Addressing Asean heads of state last week, President Duterte called for a "reboot of the anti-virus plan" in the context of the need for a concerted regional approach against COVID-19. A review of the national COVID-19 strategy might also be timely to consider perspectives from the six-month struggle with the pandemic.
Read more: https://opinion.inquirer.net/131417/lockdown-costs-and-benefits
Will the birds stay?
June 30, 2020
Everyone talks about the "new normal" and how we should all make sure it will be a "better normal." But there's a real tension between the urgent need to revive the economy and people's livelihoods as quickly as possible, versus making sure we "build back better." Some actually believe that the way to bring economies back on their feet is to set aside, at least temporarily, environmental and social standards that are seen to raise the cost of doing business, hence get in the way of restarting them as quickly as possible.
Read more: https://opinion.inquirer.net/131301/will-the-birds-stay
NO FREE LUNCH: The problem with shotguns
June 26, 2020
The problem with having a large informal sector-estimated in the Philippines to account for around 40 percent of GDP-is that those firms and workers are by definition not registered with, and therefore invisible, to government. Thus, remedial measures and assistance put together by government to help firms and their workers in times of need are not likely to reach participants therein.
The World Bank, with its unique access to economic data across almost all countries spanning the globe, has documented the close association between informality and underdevelopment, seen in a wide range of attributes. These include widespread poverty, lack of access to formal finance, inadequate public health systems, and weak social safety nets.
These vulnerabilities magnify the direct and indirect impacts of the COVID-19 crisis on people's livelihoods and overall welfare, and threaten to throw large numbers of people into extreme poverty.

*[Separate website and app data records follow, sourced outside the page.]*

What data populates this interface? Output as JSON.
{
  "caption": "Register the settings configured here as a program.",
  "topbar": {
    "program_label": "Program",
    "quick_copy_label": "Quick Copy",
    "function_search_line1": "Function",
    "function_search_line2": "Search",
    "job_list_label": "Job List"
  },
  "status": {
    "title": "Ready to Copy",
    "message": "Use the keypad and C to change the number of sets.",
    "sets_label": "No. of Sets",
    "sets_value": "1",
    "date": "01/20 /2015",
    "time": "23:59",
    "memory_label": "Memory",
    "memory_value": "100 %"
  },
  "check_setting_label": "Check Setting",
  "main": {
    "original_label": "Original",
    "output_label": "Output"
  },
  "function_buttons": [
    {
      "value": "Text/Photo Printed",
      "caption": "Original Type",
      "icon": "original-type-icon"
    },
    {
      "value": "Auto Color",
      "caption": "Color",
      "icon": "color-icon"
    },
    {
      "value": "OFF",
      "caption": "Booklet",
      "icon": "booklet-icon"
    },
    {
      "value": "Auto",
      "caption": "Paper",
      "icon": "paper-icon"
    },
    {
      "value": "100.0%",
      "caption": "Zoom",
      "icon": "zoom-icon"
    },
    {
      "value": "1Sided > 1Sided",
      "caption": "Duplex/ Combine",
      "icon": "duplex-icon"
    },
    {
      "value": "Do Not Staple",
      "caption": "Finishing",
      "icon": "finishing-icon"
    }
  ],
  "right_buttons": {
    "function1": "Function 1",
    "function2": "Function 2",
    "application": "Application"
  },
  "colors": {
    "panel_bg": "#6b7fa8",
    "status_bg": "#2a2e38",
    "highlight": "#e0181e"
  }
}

What is sad is that impressive gains had already been made around the globe in the last three decades to bring down the scourge of poverty; now it's all unraveling again, all because of a microscopic enemy no one saw coming.
Read more: https://opinion.inquirer.net/131165/informal-sector-bane-and-boon